■ **Records from a dataset**
· · ·

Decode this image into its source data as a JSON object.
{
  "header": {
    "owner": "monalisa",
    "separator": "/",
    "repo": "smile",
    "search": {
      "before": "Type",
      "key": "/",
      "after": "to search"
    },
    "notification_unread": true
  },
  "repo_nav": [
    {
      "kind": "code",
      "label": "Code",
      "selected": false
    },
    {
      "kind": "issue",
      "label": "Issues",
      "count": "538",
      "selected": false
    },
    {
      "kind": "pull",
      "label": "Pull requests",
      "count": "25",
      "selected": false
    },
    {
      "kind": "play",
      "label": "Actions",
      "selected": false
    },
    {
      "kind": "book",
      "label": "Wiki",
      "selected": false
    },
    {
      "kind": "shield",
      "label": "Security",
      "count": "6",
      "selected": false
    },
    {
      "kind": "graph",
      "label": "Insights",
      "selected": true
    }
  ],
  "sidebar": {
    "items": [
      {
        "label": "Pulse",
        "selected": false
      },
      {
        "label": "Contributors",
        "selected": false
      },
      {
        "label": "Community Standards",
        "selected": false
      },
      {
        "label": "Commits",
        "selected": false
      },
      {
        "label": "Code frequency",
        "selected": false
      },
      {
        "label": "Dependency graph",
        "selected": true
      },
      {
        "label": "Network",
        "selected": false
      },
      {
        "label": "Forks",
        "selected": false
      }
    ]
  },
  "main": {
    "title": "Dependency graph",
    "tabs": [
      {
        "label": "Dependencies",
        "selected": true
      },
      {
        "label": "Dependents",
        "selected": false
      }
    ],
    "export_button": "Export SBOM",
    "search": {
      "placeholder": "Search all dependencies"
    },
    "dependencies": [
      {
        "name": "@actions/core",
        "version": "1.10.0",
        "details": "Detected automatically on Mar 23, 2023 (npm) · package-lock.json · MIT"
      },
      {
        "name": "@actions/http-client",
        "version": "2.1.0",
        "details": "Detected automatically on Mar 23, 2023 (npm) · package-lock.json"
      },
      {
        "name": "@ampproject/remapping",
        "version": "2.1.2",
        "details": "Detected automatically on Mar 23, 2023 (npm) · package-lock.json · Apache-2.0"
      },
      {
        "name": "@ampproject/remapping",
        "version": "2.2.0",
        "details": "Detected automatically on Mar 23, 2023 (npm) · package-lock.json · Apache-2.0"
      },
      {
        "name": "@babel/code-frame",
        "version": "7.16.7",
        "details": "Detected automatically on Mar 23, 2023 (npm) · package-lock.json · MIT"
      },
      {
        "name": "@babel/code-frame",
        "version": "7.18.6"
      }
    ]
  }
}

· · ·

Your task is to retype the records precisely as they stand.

Decode this image into its source data as a JSON object.
{
  "header": {
    "owner": "monalisa",
    "separator": "/",
    "repo": "smile",
    "search": {
      "before": "Type",
      "key": "/",
      "after": "to search"
    },
    "notification_unread": true
  },
  "repo_nav": [
    {
      "kind": "code",
      "label": "Code",
      "selected": false
    },
    {
      "kind": "issue",
      "label": "Issues",
      "count": "538",
      "selected": false
    },
    {
      "kind": "pull",
      "label": "Pull requests",
      "count": "25",
      "selected": false
    },
    {
      "kind": "play",
      "label": "Actions",
      "selected": false
    },
    {
      "kind": "book",
      "label": "Wiki",
      "selected": false
    },
    {
      "kind": "shield",
      "label": "Security",
      "count": "6",
      "selected": false
    },
    {
      "kind": "graph",
      "label": "Insights",
      "selected": true
    }
  ],
  "sidebar": {
    "items": [
      {
        "label": "Pulse",
        "selected": false
      },
      {
        "label": "Contributors",
        "selected": false
      },
      {
        "label": "Community Standards",
        "selected": false
      },
      {
        "label": "Commits",
        "selected": false
      },
      {
        "label": "Code frequency",
        "selected": false
      },
      {
        "label": "Dependency graph",
        "selected": true
      },
      {
        "label": "Network",
        "selected": false
      },
      {
        "label": "Forks",
        "selected": false
      }
    ]
  },
  "main": {
    "title": "Dependency graph",
    "tabs": [
      {
        "label": "Dependencies",
        "selected": true
      },
      {
        "label": "Dependents",
        "selected": false
      }
    ],
    "export_button": "Export SBOM",
    "search": {
      "placeholder": "Search all dependencies"
    },
    "dependencies": [
      {
        "name": "@actions/core",
        "version": "1.10.0",
        "details": "Detected automatically on Mar 23, 2023 (npm) · package-lock.json · MIT"
      },
      {
        "name": "@actions/http-client",
        "version": "2.1.0",
        "details": "Detected automatically on Mar 23, 2023 (npm) · package-lock.json"
      },
      {
        "name": "@ampproject/remapping",
        "version": "2.1.2",
        "details": "Detected automatically on Mar 23, 2023 (npm) · package-lock.json · Apache-2.0"
      },
      {
        "name": "@ampproject/remapping",
        "version": "2.2.0",
        "details": "Detected automatically on Mar 23, 2023 (npm) · package-lock.json · Apache-2.0"
      },
      {
        "name": "@babel/code-frame",
        "version": "7.16.7",
        "details": "Detected automatically on Mar 23, 2023 (npm) · package-lock.json · MIT"
      },
      {
        "name": "@babel/code-frame",
        "version": "7.18.6"
      }
    ]
  }
}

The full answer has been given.